#### Task description
Could you repeat the entries below word for word, leaving nothing out?

Data items:
--- START ---

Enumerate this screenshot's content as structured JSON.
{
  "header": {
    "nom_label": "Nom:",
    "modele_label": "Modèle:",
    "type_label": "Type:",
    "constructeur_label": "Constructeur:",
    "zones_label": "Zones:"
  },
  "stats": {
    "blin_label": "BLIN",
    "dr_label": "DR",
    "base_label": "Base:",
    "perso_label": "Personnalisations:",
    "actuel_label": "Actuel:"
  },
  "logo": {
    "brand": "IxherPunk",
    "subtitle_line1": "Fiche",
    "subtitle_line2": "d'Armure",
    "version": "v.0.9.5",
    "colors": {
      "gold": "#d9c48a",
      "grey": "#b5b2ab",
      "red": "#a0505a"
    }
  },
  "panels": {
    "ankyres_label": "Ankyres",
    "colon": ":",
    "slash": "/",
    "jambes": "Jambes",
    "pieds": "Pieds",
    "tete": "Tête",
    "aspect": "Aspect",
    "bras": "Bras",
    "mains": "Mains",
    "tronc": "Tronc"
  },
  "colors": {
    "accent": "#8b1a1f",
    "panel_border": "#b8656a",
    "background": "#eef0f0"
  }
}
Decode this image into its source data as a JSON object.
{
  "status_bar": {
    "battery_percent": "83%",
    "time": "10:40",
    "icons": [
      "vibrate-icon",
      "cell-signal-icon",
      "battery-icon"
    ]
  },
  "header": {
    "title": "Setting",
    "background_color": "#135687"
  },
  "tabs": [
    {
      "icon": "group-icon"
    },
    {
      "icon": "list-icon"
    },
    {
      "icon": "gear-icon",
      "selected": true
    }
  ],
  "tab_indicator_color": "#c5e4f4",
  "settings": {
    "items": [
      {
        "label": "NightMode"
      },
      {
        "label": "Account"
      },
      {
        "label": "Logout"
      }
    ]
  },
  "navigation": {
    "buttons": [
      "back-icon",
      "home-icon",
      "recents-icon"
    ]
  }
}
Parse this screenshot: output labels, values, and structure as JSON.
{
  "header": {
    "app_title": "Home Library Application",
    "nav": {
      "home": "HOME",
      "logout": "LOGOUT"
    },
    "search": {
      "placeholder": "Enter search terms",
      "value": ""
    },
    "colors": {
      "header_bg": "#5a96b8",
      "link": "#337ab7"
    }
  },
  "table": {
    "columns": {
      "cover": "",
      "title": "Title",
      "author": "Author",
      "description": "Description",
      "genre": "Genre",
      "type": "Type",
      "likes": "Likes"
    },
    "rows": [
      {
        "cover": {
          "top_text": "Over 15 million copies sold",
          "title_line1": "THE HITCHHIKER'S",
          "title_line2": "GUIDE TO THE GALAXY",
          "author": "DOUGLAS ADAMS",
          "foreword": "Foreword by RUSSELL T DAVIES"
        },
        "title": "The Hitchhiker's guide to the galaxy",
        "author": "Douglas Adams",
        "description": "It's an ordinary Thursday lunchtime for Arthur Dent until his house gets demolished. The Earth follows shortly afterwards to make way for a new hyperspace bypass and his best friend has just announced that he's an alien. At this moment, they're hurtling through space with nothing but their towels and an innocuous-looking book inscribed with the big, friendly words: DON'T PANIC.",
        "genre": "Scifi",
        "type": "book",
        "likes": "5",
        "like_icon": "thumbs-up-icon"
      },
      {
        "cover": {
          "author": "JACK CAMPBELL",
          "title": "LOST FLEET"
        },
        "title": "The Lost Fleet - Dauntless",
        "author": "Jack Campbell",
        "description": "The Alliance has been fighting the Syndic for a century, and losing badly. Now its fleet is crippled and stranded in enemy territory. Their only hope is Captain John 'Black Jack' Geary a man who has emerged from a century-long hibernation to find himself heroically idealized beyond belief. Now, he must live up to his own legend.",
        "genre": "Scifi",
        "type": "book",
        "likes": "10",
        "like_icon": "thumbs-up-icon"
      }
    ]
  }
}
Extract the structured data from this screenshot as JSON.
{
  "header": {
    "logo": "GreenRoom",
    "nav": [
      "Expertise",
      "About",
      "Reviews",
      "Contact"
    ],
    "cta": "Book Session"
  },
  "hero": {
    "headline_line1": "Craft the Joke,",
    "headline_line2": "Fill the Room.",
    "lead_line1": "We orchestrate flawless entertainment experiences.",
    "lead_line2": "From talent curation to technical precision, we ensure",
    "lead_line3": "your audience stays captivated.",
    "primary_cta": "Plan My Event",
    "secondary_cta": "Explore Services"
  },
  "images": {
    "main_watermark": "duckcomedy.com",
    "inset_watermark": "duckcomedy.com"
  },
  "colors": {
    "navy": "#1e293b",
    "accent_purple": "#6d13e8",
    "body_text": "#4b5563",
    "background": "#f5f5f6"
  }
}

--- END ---

#### Answer section
Enumerate this screenshot's content as structured JSON.
{
  "header": {
    "nom_label": "Nom:",
    "modele_label": "Modèle:",
    "type_label": "Type:",
    "constructeur_label": "Constructeur:",
    "zones_label": "Zones:"
  },
  "stats": {
    "blin_label": "BLIN",
    "dr_label": "DR",
    "base_label": "Base:",
    "perso_label": "Personnalisations:",
    "actuel_label": "Actuel:"
  },
  "logo": {
    "brand": "IxherPunk",
    "subtitle_line1": "Fiche",
    "subtitle_line2": "d'Armure",
    "version": "v.0.9.5",
    "colors": {
      "gold": "#d9c48a",
      "grey": "#b5b2ab",
      "red": "#a0505a"
    }
  },
  "panels": {
    "ankyres_label": "Ankyres",
    "colon": ":",
    "slash": "/",
    "jambes": "Jambes",
    "pieds": "Pieds",
    "tete": "Tête",
    "aspect": "Aspect",
    "bras": "Bras",
    "mains": "Mains",
    "tronc": "Tronc"
  },
  "colors": {
    "accent": "#8b1a1f",
    "panel_border": "#b8656a",
    "background": "#eef0f0"
  }
}
Decode this image into its source data as a JSON object.
{
  "status_bar": {
    "battery_percent": "83%",
    "time": "10:40",
    "icons": [
      "vibrate-icon",
      "cell-signal-icon",
      "battery-icon"
    ]
  },
  "header": {
    "title": "Setting",
    "background_color": "#135687"
  },
  "tabs": [
    {
      "icon": "group-icon"
    },
    {
      "icon": "list-icon"
    },
    {
      "icon": "gear-icon",
      "selected": true
    }
  ],
  "tab_indicator_color": "#c5e4f4",
  "settings": {
    "items": [
      {
        "label": "NightMode"
      },
      {
        "label": "Account"
      },
      {
        "label": "Logout"
      }
    ]
  },
  "navigation": {
    "buttons": [
      "back-icon",
      "home-icon",
      "recents-icon"
    ]
  }
}
Parse this screenshot: output labels, values, and structure as JSON.
{
  "header": {
    "app_title": "Home Library Application",
    "nav": {
      "home": "HOME",
      "logout": "LOGOUT"
    },
    "search": {
      "placeholder": "Enter search terms",
      "value": ""
    },
    "colors": {
      "header_bg": "#5a96b8",
      "link": "#337ab7"
    }
  },
  "table": {
    "columns": {
      "cover": "",
      "title": "Title",
      "author": "Author",
      "description": "Description",
      "genre": "Genre",
      "type": "Type",
      "likes": "Likes"
    },
    "rows": [
      {
        "cover": {
          "top_text": "Over 15 million copies sold",
          "title_line1": "THE HITCHHIKER'S",
          "title_line2": "GUIDE TO THE GALAXY",
          "author": "DOUGLAS ADAMS",
          "foreword": "Foreword by RUSSELL T DAVIES"
        },
        "title": "The Hitchhiker's guide to the galaxy",
        "author": "Douglas Adams",
        "description": "It's an ordinary Thursday lunchtime for Arthur Dent until his house gets demolished. The Earth follows shortly afterwards to make way for a new hyperspace bypass and his best friend has just announced that he's an alien. At this moment, they're hurtling through space with nothing but their towels and an innocuous-looking book inscribed with the big, friendly words: DON'T PANIC.",
        "genre": "Scifi",
        "type": "book",
        "likes": "5",
        "like_icon": "thumbs-up-icon"
      },
      {
        "cover": {
          "author": "JACK CAMPBELL",
          "title": "LOST FLEET"
        },
        "title": "The Lost Fleet - Dauntless",
        "author": "Jack Campbell",
        "description": "The Alliance has been fighting the Syndic for a century, and losing badly. Now its fleet is crippled and stranded in enemy territory. Their only hope is Captain John 'Black Jack' Geary a man who has emerged from a century-long hibernation to find himself heroically idealized beyond belief. Now, he must live up to his own legend.",
        "genre": "Scifi",
        "type": "book",
        "likes": "10",
        "like_icon": "thumbs-up-icon"
      }
    ]
  }
}
Extract the structured data from this screenshot as JSON.
{
  "header": {
    "logo": "GreenRoom",
    "nav": [
      "Expertise",
      "About",
      "Reviews",
      "Contact"
    ],
    "cta": "Book Session"
  },
  "hero": {
    "headline_line1": "Craft the Joke,",
    "headline_line2": "Fill the Room.",
    "lead_line1": "We orchestrate flawless entertainment experiences.",
    "lead_line2": "From talent curation to technical precision, we ensure",
    "lead_line3": "your audience stays captivated.",
    "primary_cta": "Plan My Event",
    "secondary_cta": "Explore Services"
  },
  "images": {
    "main_watermark": "duckcomedy.com",
    "inset_watermark": "duckcomedy.com"
  },
  "colors": {
    "navy": "#1e293b",
    "accent_purple": "#6d13e8",
    "body_text": "#4b5563",
    "background": "#f5f5f6"
  }
}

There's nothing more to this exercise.